● **Website and app data records**:
══════════════════════════════

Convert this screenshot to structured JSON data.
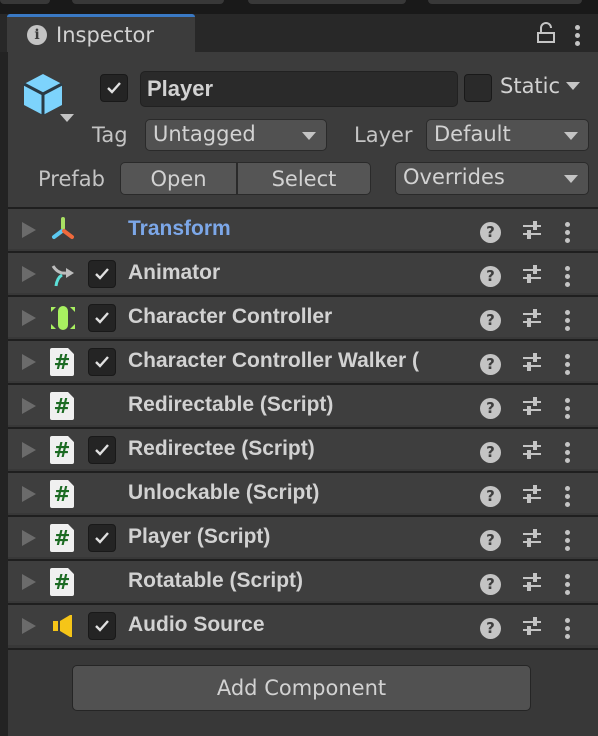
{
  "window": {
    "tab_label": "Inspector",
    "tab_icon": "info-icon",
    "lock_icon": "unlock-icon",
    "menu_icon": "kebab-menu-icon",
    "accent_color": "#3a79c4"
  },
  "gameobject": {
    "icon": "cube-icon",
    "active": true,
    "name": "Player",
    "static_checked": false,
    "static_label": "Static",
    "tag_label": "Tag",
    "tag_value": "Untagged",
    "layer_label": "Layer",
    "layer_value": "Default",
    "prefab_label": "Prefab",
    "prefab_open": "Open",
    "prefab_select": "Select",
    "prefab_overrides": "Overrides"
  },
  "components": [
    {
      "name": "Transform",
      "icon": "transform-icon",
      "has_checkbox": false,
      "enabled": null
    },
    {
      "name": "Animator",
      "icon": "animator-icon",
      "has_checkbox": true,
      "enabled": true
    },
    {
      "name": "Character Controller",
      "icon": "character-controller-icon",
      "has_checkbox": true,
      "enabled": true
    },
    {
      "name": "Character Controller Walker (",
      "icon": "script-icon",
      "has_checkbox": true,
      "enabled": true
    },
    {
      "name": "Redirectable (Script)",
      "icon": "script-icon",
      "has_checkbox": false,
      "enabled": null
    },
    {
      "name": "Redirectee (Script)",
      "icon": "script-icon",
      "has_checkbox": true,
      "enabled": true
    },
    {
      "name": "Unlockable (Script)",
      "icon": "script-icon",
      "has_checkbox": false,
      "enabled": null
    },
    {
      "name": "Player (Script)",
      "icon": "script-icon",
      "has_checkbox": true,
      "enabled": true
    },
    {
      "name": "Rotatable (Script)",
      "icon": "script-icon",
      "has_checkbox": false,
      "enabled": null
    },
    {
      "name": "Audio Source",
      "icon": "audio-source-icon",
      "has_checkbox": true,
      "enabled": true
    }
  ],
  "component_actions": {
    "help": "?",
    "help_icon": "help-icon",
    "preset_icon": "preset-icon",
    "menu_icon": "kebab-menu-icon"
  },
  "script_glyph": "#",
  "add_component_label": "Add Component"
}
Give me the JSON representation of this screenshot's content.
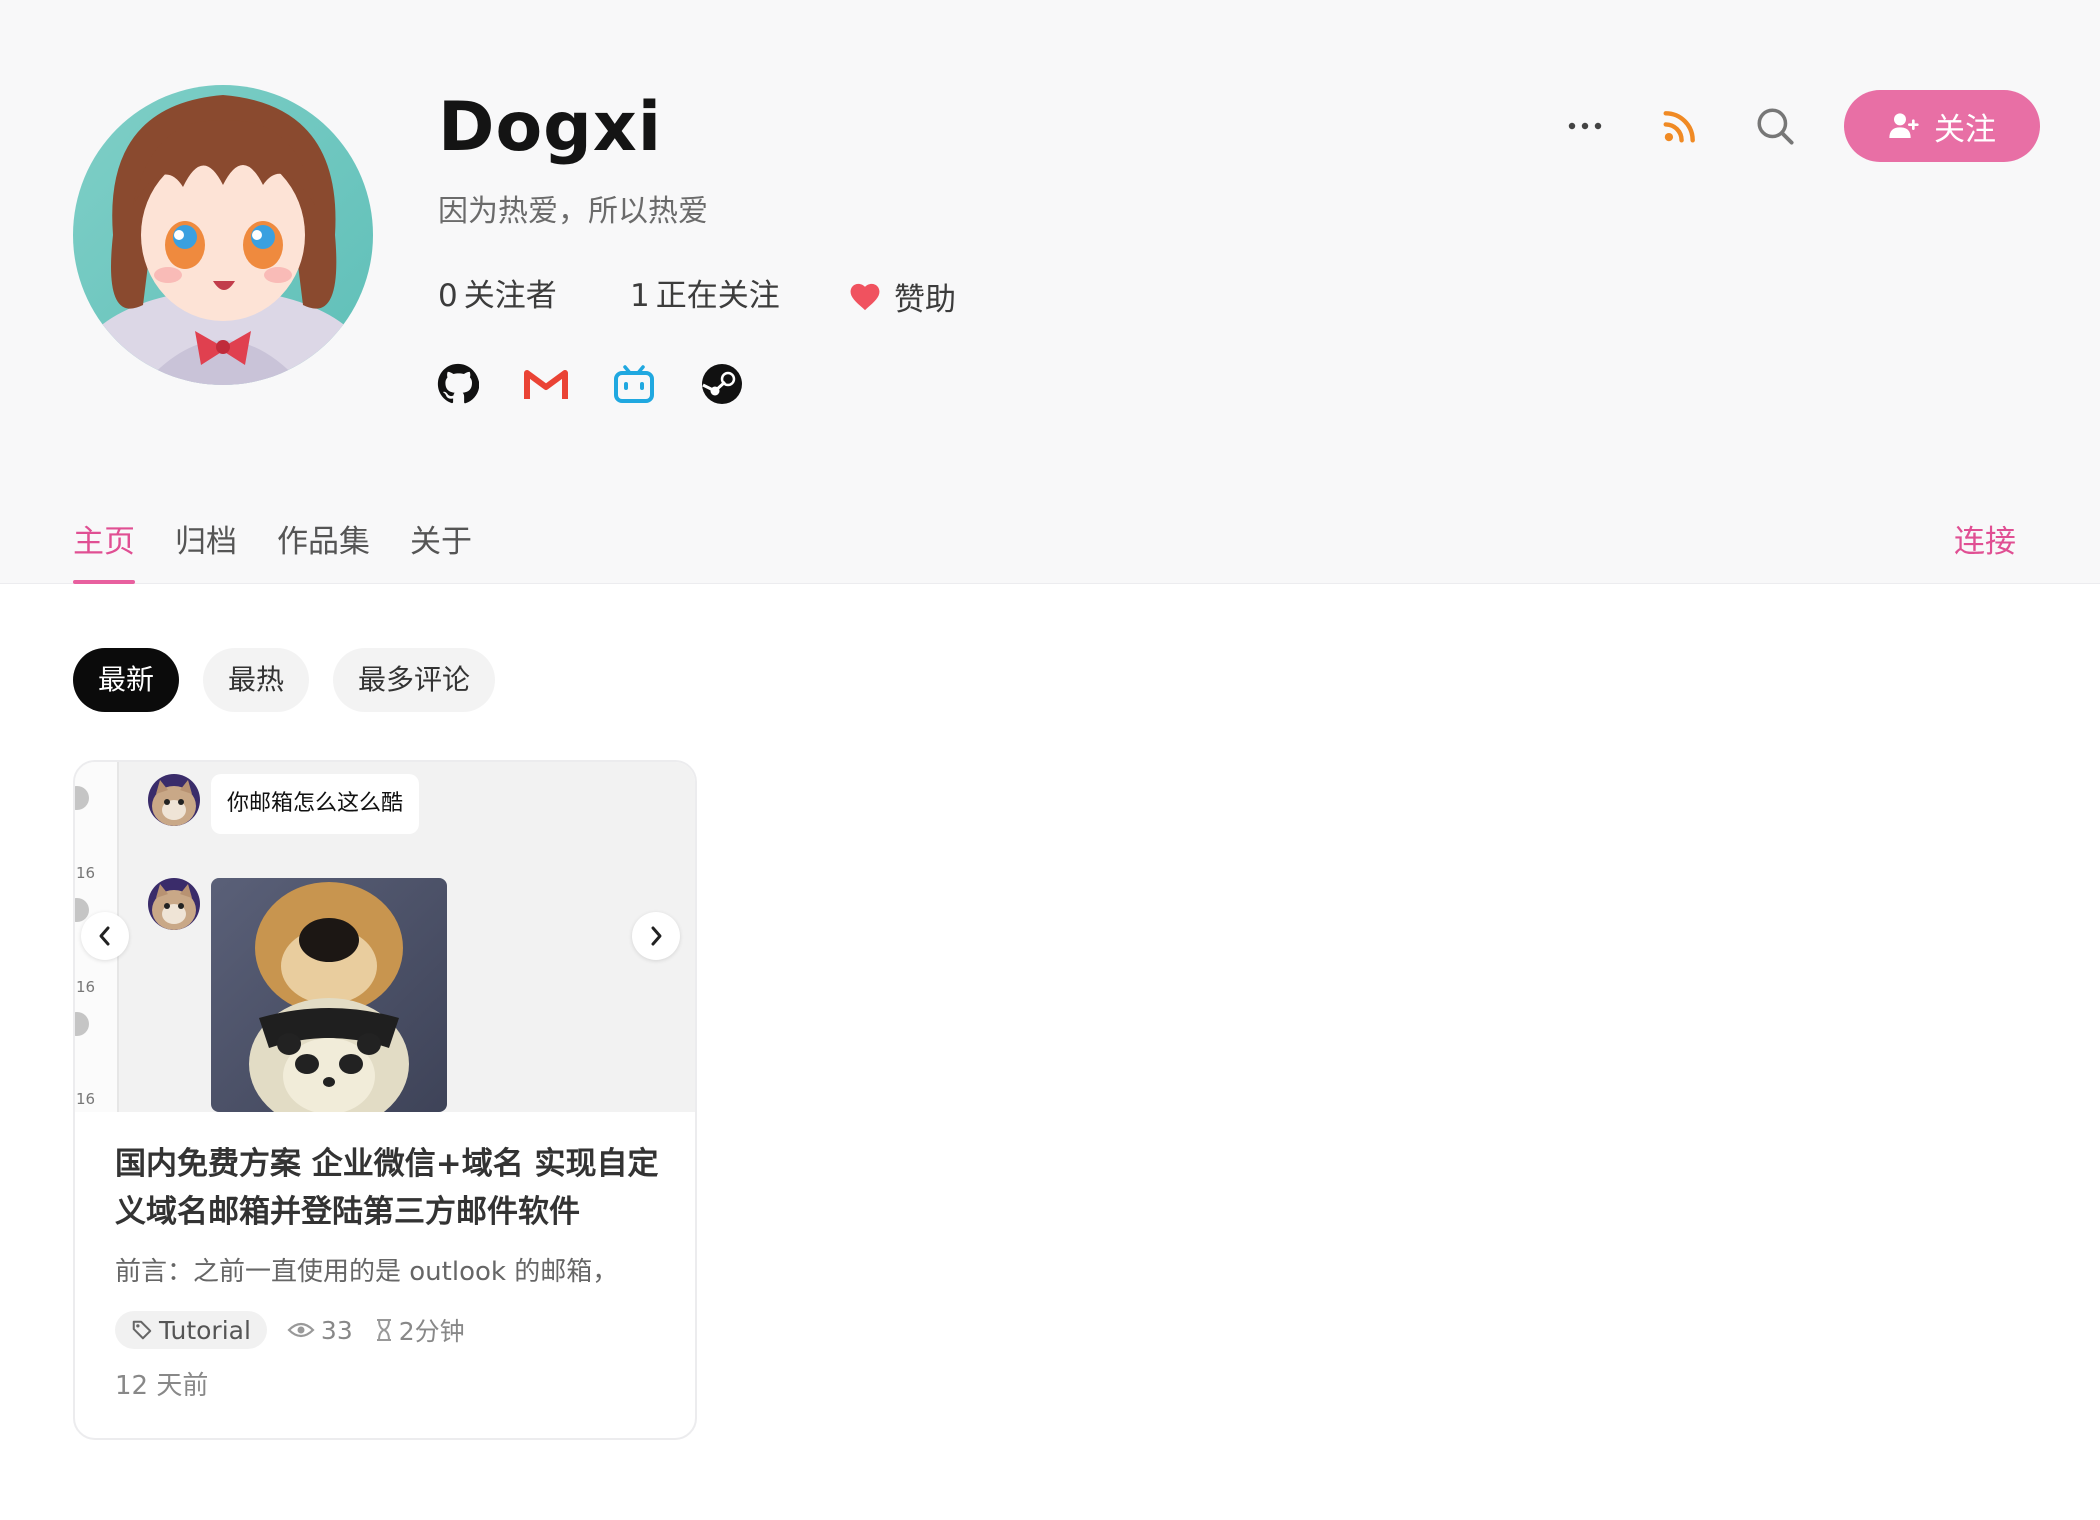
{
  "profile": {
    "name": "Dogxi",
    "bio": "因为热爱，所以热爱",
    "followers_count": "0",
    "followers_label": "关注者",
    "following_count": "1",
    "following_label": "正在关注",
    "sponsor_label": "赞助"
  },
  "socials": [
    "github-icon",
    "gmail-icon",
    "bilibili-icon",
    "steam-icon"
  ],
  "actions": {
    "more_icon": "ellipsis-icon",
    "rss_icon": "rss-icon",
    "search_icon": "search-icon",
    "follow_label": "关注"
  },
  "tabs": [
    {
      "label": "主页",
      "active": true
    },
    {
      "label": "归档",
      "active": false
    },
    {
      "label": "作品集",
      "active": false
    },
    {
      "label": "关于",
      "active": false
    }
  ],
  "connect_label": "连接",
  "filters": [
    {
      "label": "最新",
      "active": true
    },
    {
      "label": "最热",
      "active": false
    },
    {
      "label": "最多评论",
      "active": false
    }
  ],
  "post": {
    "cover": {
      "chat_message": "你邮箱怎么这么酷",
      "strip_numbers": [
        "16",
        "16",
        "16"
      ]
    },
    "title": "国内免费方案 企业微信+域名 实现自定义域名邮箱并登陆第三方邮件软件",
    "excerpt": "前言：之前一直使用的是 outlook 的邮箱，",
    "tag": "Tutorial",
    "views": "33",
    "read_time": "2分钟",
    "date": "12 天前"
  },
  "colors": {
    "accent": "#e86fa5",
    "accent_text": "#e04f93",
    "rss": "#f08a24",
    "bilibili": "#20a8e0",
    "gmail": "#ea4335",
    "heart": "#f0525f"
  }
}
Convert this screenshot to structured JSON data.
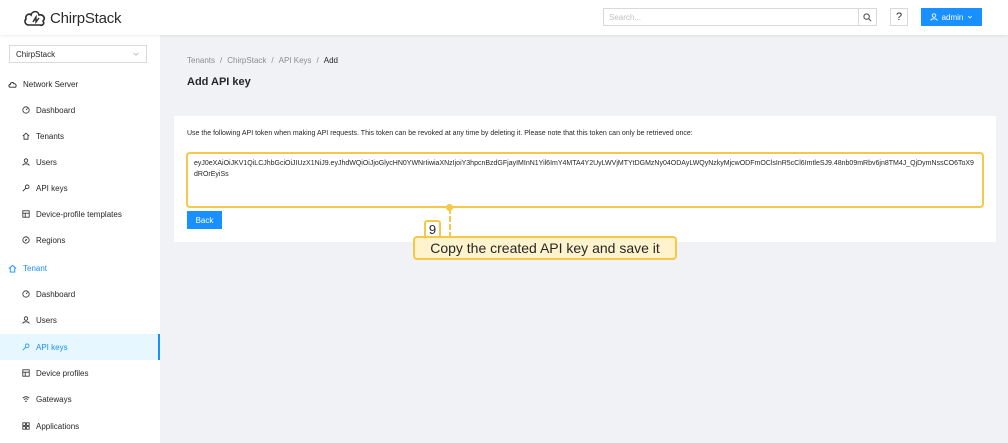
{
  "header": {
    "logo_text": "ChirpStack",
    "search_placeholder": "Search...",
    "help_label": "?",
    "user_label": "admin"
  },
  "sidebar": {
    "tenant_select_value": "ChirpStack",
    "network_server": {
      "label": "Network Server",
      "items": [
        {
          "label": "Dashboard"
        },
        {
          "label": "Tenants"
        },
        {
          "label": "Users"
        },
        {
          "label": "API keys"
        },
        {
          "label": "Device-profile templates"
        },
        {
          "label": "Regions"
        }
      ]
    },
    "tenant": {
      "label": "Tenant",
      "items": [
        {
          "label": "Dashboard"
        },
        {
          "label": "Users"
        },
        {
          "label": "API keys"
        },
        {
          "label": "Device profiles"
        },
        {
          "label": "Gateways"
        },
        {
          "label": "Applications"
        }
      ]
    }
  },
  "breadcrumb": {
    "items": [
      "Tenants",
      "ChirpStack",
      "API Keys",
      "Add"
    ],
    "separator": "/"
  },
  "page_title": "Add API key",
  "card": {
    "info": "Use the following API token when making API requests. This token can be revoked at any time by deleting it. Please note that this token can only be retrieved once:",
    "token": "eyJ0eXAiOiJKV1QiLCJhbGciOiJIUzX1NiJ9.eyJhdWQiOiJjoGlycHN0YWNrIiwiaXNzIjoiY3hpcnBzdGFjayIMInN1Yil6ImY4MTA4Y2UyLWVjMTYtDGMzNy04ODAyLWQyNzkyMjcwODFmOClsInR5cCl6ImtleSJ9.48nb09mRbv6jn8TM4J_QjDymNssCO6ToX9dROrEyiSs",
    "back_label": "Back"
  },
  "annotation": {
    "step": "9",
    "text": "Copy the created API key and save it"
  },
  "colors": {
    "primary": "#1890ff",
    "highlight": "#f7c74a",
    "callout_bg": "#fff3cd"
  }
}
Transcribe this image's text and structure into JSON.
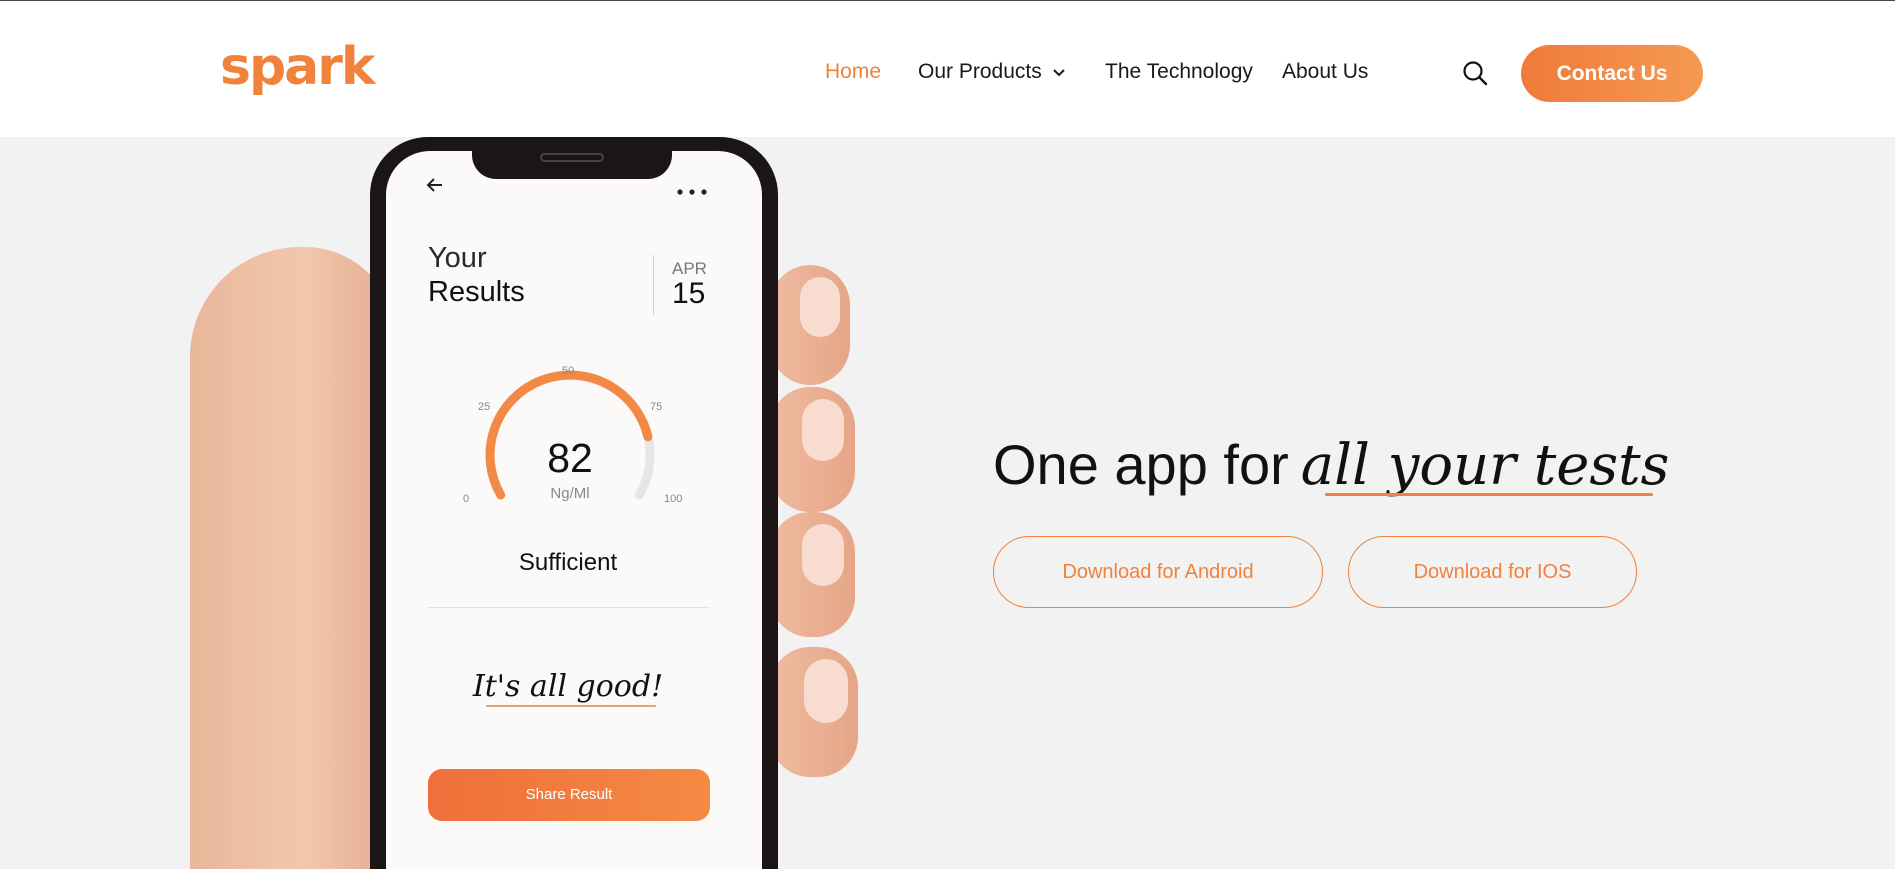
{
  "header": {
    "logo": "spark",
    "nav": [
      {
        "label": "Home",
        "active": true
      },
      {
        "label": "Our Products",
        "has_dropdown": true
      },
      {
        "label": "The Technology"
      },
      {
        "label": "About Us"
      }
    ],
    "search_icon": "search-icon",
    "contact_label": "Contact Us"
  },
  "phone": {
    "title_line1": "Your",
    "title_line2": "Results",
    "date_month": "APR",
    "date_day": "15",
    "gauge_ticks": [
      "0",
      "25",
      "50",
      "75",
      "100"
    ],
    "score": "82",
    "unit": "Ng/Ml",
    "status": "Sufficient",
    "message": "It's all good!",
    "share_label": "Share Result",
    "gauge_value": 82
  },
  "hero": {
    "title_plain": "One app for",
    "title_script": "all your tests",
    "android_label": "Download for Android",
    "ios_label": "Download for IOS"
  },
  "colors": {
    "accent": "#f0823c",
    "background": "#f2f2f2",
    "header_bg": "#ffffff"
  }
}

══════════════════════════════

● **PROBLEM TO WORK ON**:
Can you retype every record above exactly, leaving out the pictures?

● **ANSWER BOX**:
Convert this screenshot to structured JSON data.
{
  "window": {
    "tab_label": "Inspector",
    "tab_icon": "info-icon",
    "lock_icon": "unlock-icon",
    "menu_icon": "kebab-menu-icon",
    "accent_color": "#3a79c4"
  },
  "gameobject": {
    "icon": "cube-icon",
    "active": true,
    "name": "Player",
    "static_checked": false,
    "static_label": "Static",
    "tag_label": "Tag",
    "tag_value": "Untagged",
    "layer_label": "Layer",
    "layer_value": "Default",
    "prefab_label": "Prefab",
    "prefab_open": "Open",
    "prefab_select": "Select",
    "prefab_overrides": "Overrides"
  },
  "components": [
    {
      "name": "Transform",
      "icon": "transform-icon",
      "has_checkbox": false,
      "enabled": null
    },
    {
      "name": "Animator",
      "icon": "animator-icon",
      "has_checkbox": true,
      "enabled": true
    },
    {
      "name": "Character Controller",
      "icon": "character-controller-icon",
      "has_checkbox": true,
      "enabled": true
    },
    {
      "name": "Character Controller Walker (",
      "icon": "script-icon",
      "has_checkbox": true,
      "enabled": true
    },
    {
      "name": "Redirectable (Script)",
      "icon": "script-icon",
      "has_checkbox": false,
      "enabled": null
    },
    {
      "name": "Redirectee (Script)",
      "icon": "script-icon",
      "has_checkbox": true,
      "enabled": true
    },
    {
      "name": "Unlockable (Script)",
      "icon": "script-icon",
      "has_checkbox": false,
      "enabled": null
    },
    {
      "name": "Player (Script)",
      "icon": "script-icon",
      "has_checkbox": true,
      "enabled": true
    },
    {
      "name": "Rotatable (Script)",
      "icon": "script-icon",
      "has_checkbox": false,
      "enabled": null
    },
    {
      "name": "Audio Source",
      "icon": "audio-source-icon",
      "has_checkbox": true,
      "enabled": true
    }
  ],
  "component_actions": {
    "help": "?",
    "help_icon": "help-icon",
    "preset_icon": "preset-icon",
    "menu_icon": "kebab-menu-icon"
  },
  "script_glyph": "#",
  "add_component_label": "Add Component"
}
Give me the JSON representation of this screenshot's content.
{
  "profile": {
    "name": "Dogxi",
    "bio": "因为热爱，所以热爱",
    "followers_count": "0",
    "followers_label": "关注者",
    "following_count": "1",
    "following_label": "正在关注",
    "sponsor_label": "赞助"
  },
  "socials": [
    "github-icon",
    "gmail-icon",
    "bilibili-icon",
    "steam-icon"
  ],
  "actions": {
    "more_icon": "ellipsis-icon",
    "rss_icon": "rss-icon",
    "search_icon": "search-icon",
    "follow_label": "关注"
  },
  "tabs": [
    {
      "label": "主页",
      "active": true
    },
    {
      "label": "归档",
      "active": false
    },
    {
      "label": "作品集",
      "active": false
    },
    {
      "label": "关于",
      "active": false
    }
  ],
  "connect_label": "连接",
  "filters": [
    {
      "label": "最新",
      "active": true
    },
    {
      "label": "最热",
      "active": false
    },
    {
      "label": "最多评论",
      "active": false
    }
  ],
  "post": {
    "cover": {
      "chat_message": "你邮箱怎么这么酷",
      "strip_numbers": [
        "16",
        "16",
        "16"
      ]
    },
    "title": "国内免费方案 企业微信+域名 实现自定义域名邮箱并登陆第三方邮件软件",
    "excerpt": "前言：之前一直使用的是 outlook 的邮箱，",
    "tag": "Tutorial",
    "views": "33",
    "read_time": "2分钟",
    "date": "12 天前"
  },
  "colors": {
    "accent": "#e86fa5",
    "accent_text": "#e04f93",
    "rss": "#f08a24",
    "bilibili": "#20a8e0",
    "gmail": "#ea4335",
    "heart": "#f0525f"
  }
}
Convert this screenshot to structured JSON data.
{
  "header": {
    "logo_text": "ChirpStack",
    "search_placeholder": "Search...",
    "help_label": "?",
    "user_label": "admin"
  },
  "sidebar": {
    "tenant_select_value": "ChirpStack",
    "network_server": {
      "label": "Network Server",
      "items": [
        {
          "label": "Dashboard"
        },
        {
          "label": "Tenants"
        },
        {
          "label": "Users"
        },
        {
          "label": "API keys"
        },
        {
          "label": "Device-profile templates"
        },
        {
          "label": "Regions"
        }
      ]
    },
    "tenant": {
      "label": "Tenant",
      "items": [
        {
          "label": "Dashboard"
        },
        {
          "label": "Users"
        },
        {
          "label": "API keys"
        },
        {
          "label": "Device profiles"
        },
        {
          "label": "Gateways"
        },
        {
          "label": "Applications"
        }
      ]
    }
  },
  "breadcrumb": {
    "items": [
      "Tenants",
      "ChirpStack",
      "API Keys",
      "Add"
    ],
    "separator": "/"
  },
  "page_title": "Add API key",
  "card": {
    "info": "Use the following API token when making API requests. This token can be revoked at any time by deleting it. Please note that this token can only be retrieved once:",
    "token": "eyJ0eXAiOiJKV1QiLCJhbGciOiJIUzX1NiJ9.eyJhdWQiOiJjoGlycHN0YWNrIiwiaXNzIjoiY3hpcnBzdGFjayIMInN1Yil6ImY4MTA4Y2UyLWVjMTYtDGMzNy04ODAyLWQyNzkyMjcwODFmOClsInR5cCl6ImtleSJ9.48nb09mRbv6jn8TM4J_QjDymNssCO6ToX9dROrEyiSs",
    "back_label": "Back"
  },
  "annotation": {
    "step": "9",
    "text": "Copy the created API key and save it"
  },
  "colors": {
    "primary": "#1890ff",
    "highlight": "#f7c74a",
    "callout_bg": "#fff3cd"
  }
}
Transcribe this image's text and structure into JSON.
{
  "header": {
    "logo": "spark",
    "nav": [
      {
        "label": "Home",
        "active": true
      },
      {
        "label": "Our Products",
        "has_dropdown": true
      },
      {
        "label": "The Technology"
      },
      {
        "label": "About Us"
      }
    ],
    "search_icon": "search-icon",
    "contact_label": "Contact Us"
  },
  "phone": {
    "title_line1": "Your",
    "title_line2": "Results",
    "date_month": "APR",
    "date_day": "15",
    "gauge_ticks": [
      "0",
      "25",
      "50",
      "75",
      "100"
    ],
    "score": "82",
    "unit": "Ng/Ml",
    "status": "Sufficient",
    "message": "It's all good!",
    "share_label": "Share Result",
    "gauge_value": 82
  },
  "hero": {
    "title_plain": "One app for",
    "title_script": "all your tests",
    "android_label": "Download for Android",
    "ios_label": "Download for IOS"
  },
  "colors": {
    "accent": "#f0823c",
    "background": "#f2f2f2",
    "header_bg": "#ffffff"
  }
}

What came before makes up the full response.